After the massive success of Silver Linings Playbook, writer/director David O. Russell returns with American Hustle, a frantic and deliriously unsightly film that has no intention to conform to audience expectations. Russell isn’t one to shy away offbeat, challenging films, as I Heart Huckabees and Three Kings have proven. American Hustle isn’t quite as strange as the former, but it certainly isn’t afraid to let its characters loose on the unsuspecting viewer.
Irving Rosenfeld (Christian Bale) and Sydney Prosser (Amy Adams) have got a pretty good thing going. As a couple of grifters, they’ve been posing as money lenders, ripping off anyone who comes their way asking for a loan. When they’re caught by FBI agent Richie DiMasio (Bradley Cooper), they’re forced to use their powers for good in order to avoid jail time. What follows is a chaotic and sometimes confusing series of heists, where no one is trustworthy and everyone is out to screw everyone else.
This would be my number one problem with American Hustle: it’s impossible to know where everyone stands. There is not one single sympathetic character, and everyone’s so dishonest that there’s no one to root for. I felt detached for the entire duration, simply watching these reprehensible people lie, cheat and steal their way through the plot.
The art direction, costuming and make-up is glorious. It seems the filmmakers intended to show us just how gross fashions were in the late 1970s, with the hair department making the biggest impact. Once more, Bale seems to have transformed his body, with an unsightly pot belly that hideously complements the most ridiculous comb-over you’ve ever seen.

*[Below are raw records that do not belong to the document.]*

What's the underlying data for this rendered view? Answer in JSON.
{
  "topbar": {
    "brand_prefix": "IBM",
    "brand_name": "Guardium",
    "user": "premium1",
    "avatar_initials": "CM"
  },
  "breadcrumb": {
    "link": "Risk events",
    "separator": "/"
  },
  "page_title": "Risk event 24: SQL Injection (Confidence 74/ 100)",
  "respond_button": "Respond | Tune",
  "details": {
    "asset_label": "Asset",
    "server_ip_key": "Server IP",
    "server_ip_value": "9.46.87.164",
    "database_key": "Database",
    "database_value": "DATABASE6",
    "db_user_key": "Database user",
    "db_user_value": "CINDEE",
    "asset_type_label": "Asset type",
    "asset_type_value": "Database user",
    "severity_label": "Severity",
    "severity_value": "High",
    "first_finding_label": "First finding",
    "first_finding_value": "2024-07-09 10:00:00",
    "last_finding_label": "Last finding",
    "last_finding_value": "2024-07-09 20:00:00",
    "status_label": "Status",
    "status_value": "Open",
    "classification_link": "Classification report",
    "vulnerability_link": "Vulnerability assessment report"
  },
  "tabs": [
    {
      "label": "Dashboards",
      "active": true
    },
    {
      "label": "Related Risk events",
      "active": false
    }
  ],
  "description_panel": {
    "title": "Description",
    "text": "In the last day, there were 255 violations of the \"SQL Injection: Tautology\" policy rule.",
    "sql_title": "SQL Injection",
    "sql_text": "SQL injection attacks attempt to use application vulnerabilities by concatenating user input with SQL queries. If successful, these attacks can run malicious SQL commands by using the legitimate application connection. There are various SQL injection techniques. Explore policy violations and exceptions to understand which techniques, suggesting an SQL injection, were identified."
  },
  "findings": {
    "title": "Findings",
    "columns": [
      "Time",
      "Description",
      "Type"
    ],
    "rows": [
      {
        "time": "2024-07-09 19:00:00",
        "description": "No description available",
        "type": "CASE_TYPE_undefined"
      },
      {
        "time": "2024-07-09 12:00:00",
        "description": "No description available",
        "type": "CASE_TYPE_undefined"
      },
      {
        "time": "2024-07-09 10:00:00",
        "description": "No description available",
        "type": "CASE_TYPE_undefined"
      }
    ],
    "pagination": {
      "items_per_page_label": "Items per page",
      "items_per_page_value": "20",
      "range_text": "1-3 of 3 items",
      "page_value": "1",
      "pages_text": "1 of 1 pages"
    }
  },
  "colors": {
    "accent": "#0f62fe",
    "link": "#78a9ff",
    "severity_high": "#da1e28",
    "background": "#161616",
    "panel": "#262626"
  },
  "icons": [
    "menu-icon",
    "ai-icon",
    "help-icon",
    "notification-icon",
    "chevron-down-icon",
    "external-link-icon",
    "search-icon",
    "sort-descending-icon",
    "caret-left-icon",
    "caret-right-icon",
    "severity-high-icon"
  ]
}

The performances are decent, however the film is nothing more than an opportunity for each actor to chew the scenery one at a time. Thus Bale, Adams, Cooper, Jeremy Renner, Jennifer Lawrence, Louis C.K. and Robert De Niro all get a chance to ham it up. The problem is that the film doesn’t really go anywhere. As a heist flick, the pacing’s all wrong, and the denouement feels unsatisfying simply because you’re left wondering what the point of it all was.
As a comedy, American Hustle is entertaining. It’s often laugh-out-loud funny, even if the narrative lacks purpose. If you enjoyed the zaniness of I Heart Huckabees, then this will probably be down your alley. For everyone else, you may find the badly-paced, uneven storyline a little hard to swallow.Rating: